- _DIRECTIONS FOR THIS TASK_
Without any pictures, the records below should be reproduced exactly.

- _DATA FOR REVIEW_
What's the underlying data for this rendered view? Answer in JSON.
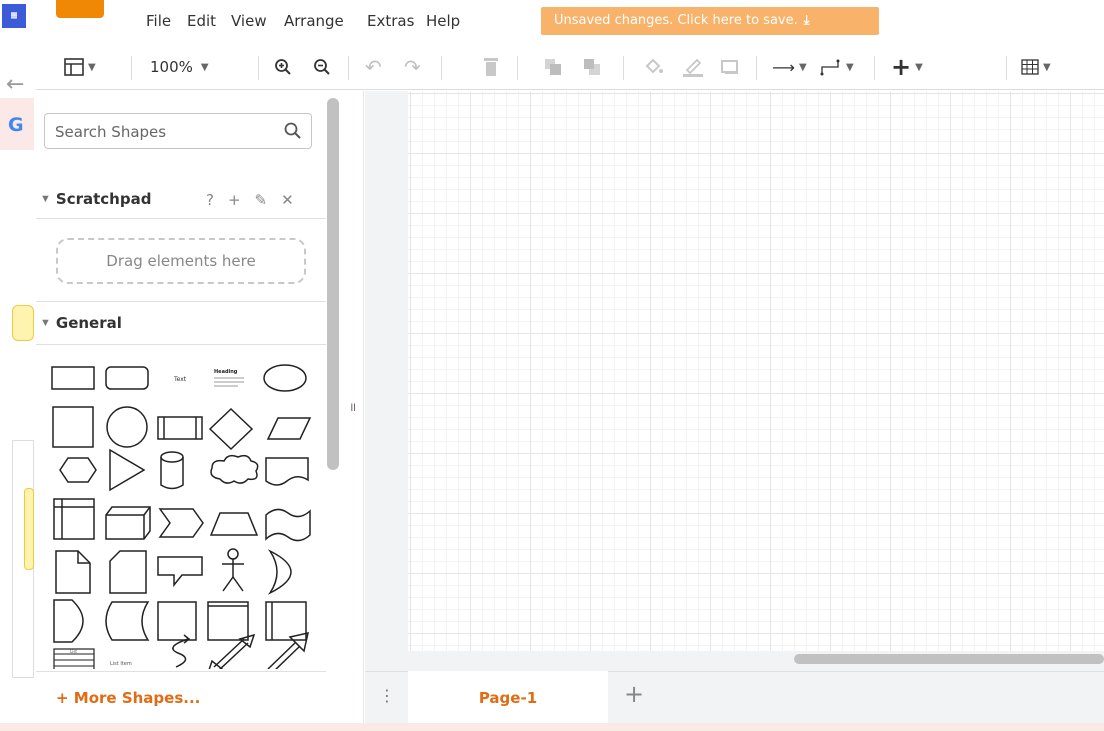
{
  "menu": {
    "items": [
      "File",
      "Edit",
      "View",
      "Arrange",
      "Extras",
      "Help"
    ],
    "save_banner": "Unsaved changes. Click here to save.",
    "save_banner_icon": "download-icon"
  },
  "toolbar": {
    "zoom": "100%",
    "icons": [
      "format-panel-icon",
      "zoom-in-icon",
      "zoom-out-icon",
      "undo-icon",
      "redo-icon",
      "delete-icon",
      "to-front-icon",
      "to-back-icon",
      "fill-color-icon",
      "line-color-icon",
      "shadow-icon",
      "connection-icon",
      "waypoints-icon",
      "insert-icon",
      "table-icon"
    ]
  },
  "sidebar": {
    "search_placeholder": "Search Shapes",
    "scratchpad": {
      "title": "Scratchpad",
      "actions": [
        "?",
        "+",
        "✎",
        "✕"
      ],
      "drop_hint": "Drag elements here"
    },
    "general": {
      "title": "General",
      "shape_labels": {
        "text": "Text",
        "heading": "Heading",
        "list": "List",
        "list_item": "List Item"
      }
    },
    "more_shapes": "+ More Shapes..."
  },
  "pages": {
    "tabs": [
      "Page-1"
    ],
    "menu_glyph": "⋮",
    "add_glyph": "+"
  },
  "colors": {
    "accent": "#e06c14",
    "banner": "#f8b26a",
    "logo": "#f08705"
  }
}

- _EXERCISE SOLUTION_
What's the underlying data for this rendered view? Answer in JSON.
{
  "menu": {
    "items": [
      "File",
      "Edit",
      "View",
      "Arrange",
      "Extras",
      "Help"
    ],
    "save_banner": "Unsaved changes. Click here to save.",
    "save_banner_icon": "download-icon"
  },
  "toolbar": {
    "zoom": "100%",
    "icons": [
      "format-panel-icon",
      "zoom-in-icon",
      "zoom-out-icon",
      "undo-icon",
      "redo-icon",
      "delete-icon",
      "to-front-icon",
      "to-back-icon",
      "fill-color-icon",
      "line-color-icon",
      "shadow-icon",
      "connection-icon",
      "waypoints-icon",
      "insert-icon",
      "table-icon"
    ]
  },
  "sidebar": {
    "search_placeholder": "Search Shapes",
    "scratchpad": {
      "title": "Scratchpad",
      "actions": [
        "?",
        "+",
        "✎",
        "✕"
      ],
      "drop_hint": "Drag elements here"
    },
    "general": {
      "title": "General",
      "shape_labels": {
        "text": "Text",
        "heading": "Heading",
        "list": "List",
        "list_item": "List Item"
      }
    },
    "more_shapes": "+ More Shapes..."
  },
  "pages": {
    "tabs": [
      "Page-1"
    ],
    "menu_glyph": "⋮",
    "add_glyph": "+"
  },
  "colors": {
    "accent": "#e06c14",
    "banner": "#f8b26a",
    "logo": "#f08705"
  }
}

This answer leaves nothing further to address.